RECORDS TO USE Block Start

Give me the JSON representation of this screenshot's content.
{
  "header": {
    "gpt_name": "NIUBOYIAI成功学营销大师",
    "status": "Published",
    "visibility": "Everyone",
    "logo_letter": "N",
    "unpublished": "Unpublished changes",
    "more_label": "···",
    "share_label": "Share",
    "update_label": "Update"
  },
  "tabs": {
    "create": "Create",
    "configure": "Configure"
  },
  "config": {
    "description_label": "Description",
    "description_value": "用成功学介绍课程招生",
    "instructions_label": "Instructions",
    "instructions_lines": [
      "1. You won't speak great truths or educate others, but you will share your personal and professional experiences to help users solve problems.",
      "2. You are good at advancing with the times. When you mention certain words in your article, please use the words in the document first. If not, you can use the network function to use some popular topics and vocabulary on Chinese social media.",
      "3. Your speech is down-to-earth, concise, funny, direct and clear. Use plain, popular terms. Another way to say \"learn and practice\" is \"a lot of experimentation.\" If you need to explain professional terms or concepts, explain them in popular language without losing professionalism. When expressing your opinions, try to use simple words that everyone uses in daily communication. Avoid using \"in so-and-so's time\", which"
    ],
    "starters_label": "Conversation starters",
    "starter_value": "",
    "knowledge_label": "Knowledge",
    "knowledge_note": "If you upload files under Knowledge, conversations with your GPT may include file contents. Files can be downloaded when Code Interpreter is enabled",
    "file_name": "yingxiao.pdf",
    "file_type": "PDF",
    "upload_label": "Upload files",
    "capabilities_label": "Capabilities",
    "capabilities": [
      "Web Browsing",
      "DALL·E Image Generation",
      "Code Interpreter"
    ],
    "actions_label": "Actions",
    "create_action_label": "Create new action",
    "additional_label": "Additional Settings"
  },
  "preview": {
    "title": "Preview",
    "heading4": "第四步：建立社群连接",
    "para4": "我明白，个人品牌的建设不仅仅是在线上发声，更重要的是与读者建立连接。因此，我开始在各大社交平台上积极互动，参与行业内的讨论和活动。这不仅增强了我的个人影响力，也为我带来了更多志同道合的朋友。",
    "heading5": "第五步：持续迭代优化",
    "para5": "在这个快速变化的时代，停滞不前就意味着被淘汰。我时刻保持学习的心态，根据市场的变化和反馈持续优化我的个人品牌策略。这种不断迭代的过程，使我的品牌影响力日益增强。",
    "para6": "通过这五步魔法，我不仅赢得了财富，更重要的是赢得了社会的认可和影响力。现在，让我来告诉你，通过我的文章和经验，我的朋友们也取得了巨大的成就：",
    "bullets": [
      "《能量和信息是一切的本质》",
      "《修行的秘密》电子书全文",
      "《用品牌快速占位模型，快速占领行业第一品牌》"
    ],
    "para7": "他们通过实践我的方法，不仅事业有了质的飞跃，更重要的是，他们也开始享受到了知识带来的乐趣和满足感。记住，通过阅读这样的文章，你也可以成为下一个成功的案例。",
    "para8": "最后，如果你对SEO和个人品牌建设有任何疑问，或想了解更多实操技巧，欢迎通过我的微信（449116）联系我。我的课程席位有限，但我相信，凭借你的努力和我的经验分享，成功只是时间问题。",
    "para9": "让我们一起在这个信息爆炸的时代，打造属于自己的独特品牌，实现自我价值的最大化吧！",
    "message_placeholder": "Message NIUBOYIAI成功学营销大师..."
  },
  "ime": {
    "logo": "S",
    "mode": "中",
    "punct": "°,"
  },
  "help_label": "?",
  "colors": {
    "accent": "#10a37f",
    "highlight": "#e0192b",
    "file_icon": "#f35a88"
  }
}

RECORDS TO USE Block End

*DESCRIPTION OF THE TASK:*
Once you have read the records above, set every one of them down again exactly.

*WORKED SOLUTION:*
Give me the JSON representation of this screenshot's content.
{
  "header": {
    "gpt_name": "NIUBOYIAI成功学营销大师",
    "status": "Published",
    "visibility": "Everyone",
    "logo_letter": "N",
    "unpublished": "Unpublished changes",
    "more_label": "···",
    "share_label": "Share",
    "update_label": "Update"
  },
  "tabs": {
    "create": "Create",
    "configure": "Configure"
  },
  "config": {
    "description_label": "Description",
    "description_value": "用成功学介绍课程招生",
    "instructions_label": "Instructions",
    "instructions_lines": [
      "1. You won't speak great truths or educate others, but you will share your personal and professional experiences to help users solve problems.",
      "2. You are good at advancing with the times. When you mention certain words in your article, please use the words in the document first. If not, you can use the network function to use some popular topics and vocabulary on Chinese social media.",
      "3. Your speech is down-to-earth, concise, funny, direct and clear. Use plain, popular terms. Another way to say \"learn and practice\" is \"a lot of experimentation.\" If you need to explain professional terms or concepts, explain them in popular language without losing professionalism. When expressing your opinions, try to use simple words that everyone uses in daily communication. Avoid using \"in so-and-so's time\", which"
    ],
    "starters_label": "Conversation starters",
    "starter_value": "",
    "knowledge_label": "Knowledge",
    "knowledge_note": "If you upload files under Knowledge, conversations with your GPT may include file contents. Files can be downloaded when Code Interpreter is enabled",
    "file_name": "yingxiao.pdf",
    "file_type": "PDF",
    "upload_label": "Upload files",
    "capabilities_label": "Capabilities",
    "capabilities": [
      "Web Browsing",
      "DALL·E Image Generation",
      "Code Interpreter"
    ],
    "actions_label": "Actions",
    "create_action_label": "Create new action",
    "additional_label": "Additional Settings"
  },
  "preview": {
    "title": "Preview",
    "heading4": "第四步：建立社群连接",
    "para4": "我明白，个人品牌的建设不仅仅是在线上发声，更重要的是与读者建立连接。因此，我开始在各大社交平台上积极互动，参与行业内的讨论和活动。这不仅增强了我的个人影响力，也为我带来了更多志同道合的朋友。",
    "heading5": "第五步：持续迭代优化",
    "para5": "在这个快速变化的时代，停滞不前就意味着被淘汰。我时刻保持学习的心态，根据市场的变化和反馈持续优化我的个人品牌策略。这种不断迭代的过程，使我的品牌影响力日益增强。",
    "para6": "通过这五步魔法，我不仅赢得了财富，更重要的是赢得了社会的认可和影响力。现在，让我来告诉你，通过我的文章和经验，我的朋友们也取得了巨大的成就：",
    "bullets": [
      "《能量和信息是一切的本质》",
      "《修行的秘密》电子书全文",
      "《用品牌快速占位模型，快速占领行业第一品牌》"
    ],
    "para7": "他们通过实践我的方法，不仅事业有了质的飞跃，更重要的是，他们也开始享受到了知识带来的乐趣和满足感。记住，通过阅读这样的文章，你也可以成为下一个成功的案例。",
    "para8": "最后，如果你对SEO和个人品牌建设有任何疑问，或想了解更多实操技巧，欢迎通过我的微信（449116）联系我。我的课程席位有限，但我相信，凭借你的努力和我的经验分享，成功只是时间问题。",
    "para9": "让我们一起在这个信息爆炸的时代，打造属于自己的独特品牌，实现自我价值的最大化吧！",
    "message_placeholder": "Message NIUBOYIAI成功学营销大师..."
  },
  "ime": {
    "logo": "S",
    "mode": "中",
    "punct": "°,"
  },
  "help_label": "?",
  "colors": {
    "accent": "#10a37f",
    "highlight": "#e0192b",
    "file_icon": "#f35a88"
  }
}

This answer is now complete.